* _EXERCISE INSTRUCTIONS_: An acceptable answer repeats exactly the line with "Serialize everything readable" and each line after it through the end of the entries, and includes nothing else.

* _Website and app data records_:
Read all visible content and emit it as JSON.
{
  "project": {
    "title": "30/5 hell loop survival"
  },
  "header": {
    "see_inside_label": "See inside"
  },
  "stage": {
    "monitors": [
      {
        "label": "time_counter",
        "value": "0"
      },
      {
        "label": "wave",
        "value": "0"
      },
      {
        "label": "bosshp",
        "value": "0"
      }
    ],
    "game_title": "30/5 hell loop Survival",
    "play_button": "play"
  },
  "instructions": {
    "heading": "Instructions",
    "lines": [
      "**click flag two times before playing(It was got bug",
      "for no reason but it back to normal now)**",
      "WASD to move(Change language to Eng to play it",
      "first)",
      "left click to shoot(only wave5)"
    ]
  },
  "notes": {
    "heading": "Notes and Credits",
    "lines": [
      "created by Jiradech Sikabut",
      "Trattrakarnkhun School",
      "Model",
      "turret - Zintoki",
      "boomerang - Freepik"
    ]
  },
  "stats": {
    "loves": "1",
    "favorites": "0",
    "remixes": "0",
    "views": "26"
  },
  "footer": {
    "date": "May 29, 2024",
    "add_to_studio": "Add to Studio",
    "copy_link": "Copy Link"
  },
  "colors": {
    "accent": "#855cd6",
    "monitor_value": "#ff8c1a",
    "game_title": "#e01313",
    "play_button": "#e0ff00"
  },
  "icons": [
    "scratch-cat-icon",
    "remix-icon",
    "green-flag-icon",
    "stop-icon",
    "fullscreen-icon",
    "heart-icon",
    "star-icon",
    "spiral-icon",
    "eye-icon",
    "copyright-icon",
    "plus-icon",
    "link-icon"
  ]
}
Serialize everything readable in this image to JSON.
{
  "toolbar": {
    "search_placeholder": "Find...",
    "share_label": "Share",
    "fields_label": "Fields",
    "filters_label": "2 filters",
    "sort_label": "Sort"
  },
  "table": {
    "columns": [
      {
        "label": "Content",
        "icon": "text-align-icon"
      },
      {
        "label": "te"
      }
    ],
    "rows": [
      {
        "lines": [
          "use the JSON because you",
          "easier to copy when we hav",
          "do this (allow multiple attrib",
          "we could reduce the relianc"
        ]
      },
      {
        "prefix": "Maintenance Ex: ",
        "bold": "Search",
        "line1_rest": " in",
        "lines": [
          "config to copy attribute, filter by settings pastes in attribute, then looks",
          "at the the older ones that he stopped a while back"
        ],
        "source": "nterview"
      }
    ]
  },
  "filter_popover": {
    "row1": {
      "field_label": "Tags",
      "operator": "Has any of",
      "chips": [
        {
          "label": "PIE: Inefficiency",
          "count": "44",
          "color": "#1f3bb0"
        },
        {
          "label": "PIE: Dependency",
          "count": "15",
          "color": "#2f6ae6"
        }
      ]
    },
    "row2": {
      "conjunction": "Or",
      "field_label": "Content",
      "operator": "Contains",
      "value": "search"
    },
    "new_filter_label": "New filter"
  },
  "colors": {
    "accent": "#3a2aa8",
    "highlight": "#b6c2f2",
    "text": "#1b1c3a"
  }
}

* _SOLUTION BELOW_:
Serialize everything readable in this image to JSON.
{
  "toolbar": {
    "search_placeholder": "Find...",
    "share_label": "Share",
    "fields_label": "Fields",
    "filters_label": "2 filters",
    "sort_label": "Sort"
  },
  "table": {
    "columns": [
      {
        "label": "Content",
        "icon": "text-align-icon"
      },
      {
        "label": "te"
      }
    ],
    "rows": [
      {
        "lines": [
          "use the JSON because you",
          "easier to copy when we hav",
          "do this (allow multiple attrib",
          "we could reduce the relianc"
        ]
      },
      {
        "prefix": "Maintenance Ex: ",
        "bold": "Search",
        "line1_rest": " in",
        "lines": [
          "config to copy attribute, filter by settings pastes in attribute, then looks",
          "at the the older ones that he stopped a while back"
        ],
        "source": "nterview"
      }
    ]
  },
  "filter_popover": {
    "row1": {
      "field_label": "Tags",
      "operator": "Has any of",
      "chips": [
        {
          "label": "PIE: Inefficiency",
          "count": "44",
          "color": "#1f3bb0"
        },
        {
          "label": "PIE: Dependency",
          "count": "15",
          "color": "#2f6ae6"
        }
      ]
    },
    "row2": {
      "conjunction": "Or",
      "field_label": "Content",
      "operator": "Contains",
      "value": "search"
    },
    "new_filter_label": "New filter"
  },
  "colors": {
    "accent": "#3a2aa8",
    "highlight": "#b6c2f2",
    "text": "#1b1c3a"
  }
}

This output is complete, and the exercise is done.